*EXERCISE GOAL:*
Copy every line of the records below that holds the word "health".
[Start of section]
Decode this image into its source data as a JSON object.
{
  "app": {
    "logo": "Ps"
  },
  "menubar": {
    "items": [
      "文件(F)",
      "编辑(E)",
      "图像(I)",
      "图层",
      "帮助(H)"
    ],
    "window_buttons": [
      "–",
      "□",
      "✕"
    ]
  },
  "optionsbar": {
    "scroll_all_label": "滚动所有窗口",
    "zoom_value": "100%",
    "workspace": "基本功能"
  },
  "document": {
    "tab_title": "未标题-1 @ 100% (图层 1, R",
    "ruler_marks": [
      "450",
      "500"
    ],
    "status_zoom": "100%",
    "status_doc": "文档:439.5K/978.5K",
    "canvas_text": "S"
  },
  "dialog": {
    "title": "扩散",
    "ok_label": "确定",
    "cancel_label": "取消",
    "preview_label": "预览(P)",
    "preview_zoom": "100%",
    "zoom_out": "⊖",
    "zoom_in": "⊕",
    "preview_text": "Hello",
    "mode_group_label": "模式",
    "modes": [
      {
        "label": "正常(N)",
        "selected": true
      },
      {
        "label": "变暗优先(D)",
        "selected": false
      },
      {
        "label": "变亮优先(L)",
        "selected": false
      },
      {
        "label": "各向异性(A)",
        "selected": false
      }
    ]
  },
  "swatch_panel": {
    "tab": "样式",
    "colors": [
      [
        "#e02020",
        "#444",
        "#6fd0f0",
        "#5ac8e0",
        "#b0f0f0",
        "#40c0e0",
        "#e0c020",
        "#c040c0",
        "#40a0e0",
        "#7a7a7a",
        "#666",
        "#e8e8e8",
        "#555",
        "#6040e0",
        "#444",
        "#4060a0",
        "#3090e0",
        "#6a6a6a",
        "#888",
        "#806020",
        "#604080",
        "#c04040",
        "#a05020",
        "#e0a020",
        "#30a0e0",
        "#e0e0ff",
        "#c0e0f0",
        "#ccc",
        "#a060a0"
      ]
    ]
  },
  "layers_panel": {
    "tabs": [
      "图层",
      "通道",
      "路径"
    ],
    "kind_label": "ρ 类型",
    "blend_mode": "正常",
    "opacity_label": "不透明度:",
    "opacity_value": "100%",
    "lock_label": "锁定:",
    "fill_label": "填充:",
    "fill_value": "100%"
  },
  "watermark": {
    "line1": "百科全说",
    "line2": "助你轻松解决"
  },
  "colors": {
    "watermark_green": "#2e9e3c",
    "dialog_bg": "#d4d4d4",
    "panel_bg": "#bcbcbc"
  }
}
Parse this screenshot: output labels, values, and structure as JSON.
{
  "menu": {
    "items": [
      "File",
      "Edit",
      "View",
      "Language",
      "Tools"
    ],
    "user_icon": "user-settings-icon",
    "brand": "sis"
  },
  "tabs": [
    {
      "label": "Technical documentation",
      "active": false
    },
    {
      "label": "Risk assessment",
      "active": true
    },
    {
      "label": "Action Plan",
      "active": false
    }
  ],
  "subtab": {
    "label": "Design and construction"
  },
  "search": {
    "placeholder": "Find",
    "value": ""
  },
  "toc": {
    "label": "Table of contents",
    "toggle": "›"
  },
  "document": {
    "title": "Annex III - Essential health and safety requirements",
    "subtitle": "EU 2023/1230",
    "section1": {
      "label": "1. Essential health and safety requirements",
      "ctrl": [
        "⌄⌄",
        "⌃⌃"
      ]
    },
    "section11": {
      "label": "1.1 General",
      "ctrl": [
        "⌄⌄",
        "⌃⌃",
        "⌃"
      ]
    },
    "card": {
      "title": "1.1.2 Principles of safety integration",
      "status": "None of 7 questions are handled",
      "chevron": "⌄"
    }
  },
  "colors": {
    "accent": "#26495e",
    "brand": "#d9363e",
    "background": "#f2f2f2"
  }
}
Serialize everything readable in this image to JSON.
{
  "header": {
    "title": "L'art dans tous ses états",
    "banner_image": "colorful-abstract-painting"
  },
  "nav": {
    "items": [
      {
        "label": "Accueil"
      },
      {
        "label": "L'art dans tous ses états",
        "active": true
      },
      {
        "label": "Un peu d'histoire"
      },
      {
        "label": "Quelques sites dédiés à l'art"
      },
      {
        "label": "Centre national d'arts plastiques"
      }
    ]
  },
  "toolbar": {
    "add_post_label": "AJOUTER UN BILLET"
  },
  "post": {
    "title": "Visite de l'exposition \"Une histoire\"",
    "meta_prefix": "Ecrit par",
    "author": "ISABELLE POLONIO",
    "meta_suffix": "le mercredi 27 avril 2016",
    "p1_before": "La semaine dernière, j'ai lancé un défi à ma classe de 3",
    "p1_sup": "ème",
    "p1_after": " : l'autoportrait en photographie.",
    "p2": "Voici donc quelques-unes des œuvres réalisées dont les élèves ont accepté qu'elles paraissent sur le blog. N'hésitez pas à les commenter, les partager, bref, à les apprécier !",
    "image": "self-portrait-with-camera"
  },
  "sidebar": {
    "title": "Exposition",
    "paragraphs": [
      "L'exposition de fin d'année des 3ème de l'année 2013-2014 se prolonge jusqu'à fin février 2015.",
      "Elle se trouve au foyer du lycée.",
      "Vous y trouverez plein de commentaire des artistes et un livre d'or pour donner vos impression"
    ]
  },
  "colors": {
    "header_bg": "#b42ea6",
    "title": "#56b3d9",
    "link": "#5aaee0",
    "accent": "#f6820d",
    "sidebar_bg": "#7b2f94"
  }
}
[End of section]
*EXPECTED ANSWER:*
    "title": "Annex III - Essential health and safety requirements",
      "label": "1. Essential health and safety requirements",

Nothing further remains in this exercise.